There’s something not right about this picture. Al Lankford really was a Bricklin dealer, but look at the cars in the showroom.
They’re all 1967 models, and Bricklin didn’t come along until 1974. Apparently Al Lankford wanted to save a few bucks and had this 1967 vintage postcard, when he was a Buick-Opel dealer, touched up to replace the Opel with Bricklin. Well, given what a dud the Bricklin was, he was probably right in not spending an extra cent.
Al should have been a Ford dealer, then he could have saved even more money on signage.
Now, if it was “Delorean” instead of “Bricklin”, at least there was the possibility of a time machine…
Yugo would be more appropriate.
How about “Sterling”?
Another short lived brand of the 80’s.
Okay, Paul! Good funny comments. I was looking for the Bricklin’s, too. The wagon on the left at the rear of the showroom: Isn’t that an Oldsmobile?
The “Vista roof” was used by Buick too for the “Sport Wagon.”
Wasn’t Bricklin importing the Subaru 360 in 1967? But I don’t think his name was attached publicly to the Subaru project…?
Hyde park motors, our local Chrysler dealer was selling Mopar, Peugeot and 360s..
Shouldn’t Bricklins have been sold by AMC or Ford dealers? At least they would have had some of the mechanical components in stock.
First thing I noticed is there’s a dot after AL. I know “Al” is usually an abbreviation for something like “Albert”, “Alan”, “Alexander” or “Alfonso”, but shortened versions of names don’t usually have full periods after them. Only exceptions are something like Wm. for William or Geo. for George since they’re not pronounced as they look.
(side note: I’ve long been amused those names even have abbreviations, as if “George” takes too long to say or write.)
Weird thing in this postcard is that “Bricklin” looks very real and not drawn or copy-and-pasted.
I suspect the period is there so people won’t read it as “ALL ANKFORD.”
Paper used to be expensive, parchment even more so, and writing legibly with a quill and inkpot was time consuming.

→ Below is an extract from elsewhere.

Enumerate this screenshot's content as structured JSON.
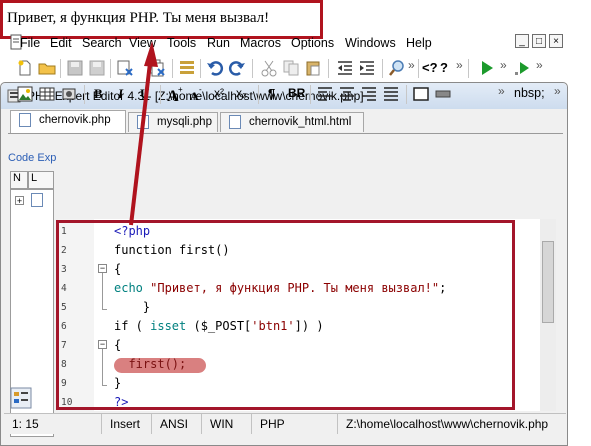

What’s odd to me is that Buick is at the beginning.
side note: I’ve long been amused those names even have abbreviations, as if “George” takes too long to say or write.)
My pet example of this is those who have an automated email signature that says
“BR, Fred Bloggs”. Like, how long does “best regards” take to read?
Al Lankford Buick was in Norristown, PA, in the Philly suburbs. The location is now a Mitsubishi dealer.
I thought the dealership name sounded familiar.
Looks like the building itself is still standing. In this Google StreetView image below, the building has a modern facade, but underneath it appears to be the same glass-fronted structure.
According to Montgomery Co. property records, the building itself was constructed in 1966 – and it appears that Al Lankford Buick moved from a downtown Norristown location shortly afterwards, so I guess they had the original photo taken for publicity surrounding their new showroom. And since it was a good photo… well, why not reuse it a few years later. Seems odd to me, but I guess Al didn’t mind!
Oddly, despite having grown up in Montgomery County, I don’t recall Lankford Buick at all.
Fluorescent tube lighting for parking lots, gas stations, and street lighting, was popular in the mid to late 60s. Somewhat, of a short-lived fad.
While they looked modern for dealer lots, and gas stations, they often clashed visually with more traditional streetscapes.
Often, a quick identifier for late ’60s highway and freeway scenes.
One of the more interesting applications of florescent lighting from the 1960’s was in the original Turcot Interchange in Montréal, which included recessed lighting embedded in the walls of the ramps, rather than traditional lamp posts.
Speaking of saving sign money, for a long time there was a Ford dealer in Dearborn MI whose name was Bob Ford. The sign on his building just said “Bob Ford.”
Well, the sign could have said “Bob Ford’s Ford”.
Yes, as I recall, Bob Ford sponsored a very successful Fairlane Thunderbolt. Driven by Len Richter.
There was a Chevy dealer in the Bronx called S.M. Rose. They had a commercial where a guy with a Noo Yawk accent popped out of a ‘75 Caprice. Only problem was they kept using that ad into the 1980’s. So they fixed it up with clips of 1981 models. That kept it fresh for the rest of the decade.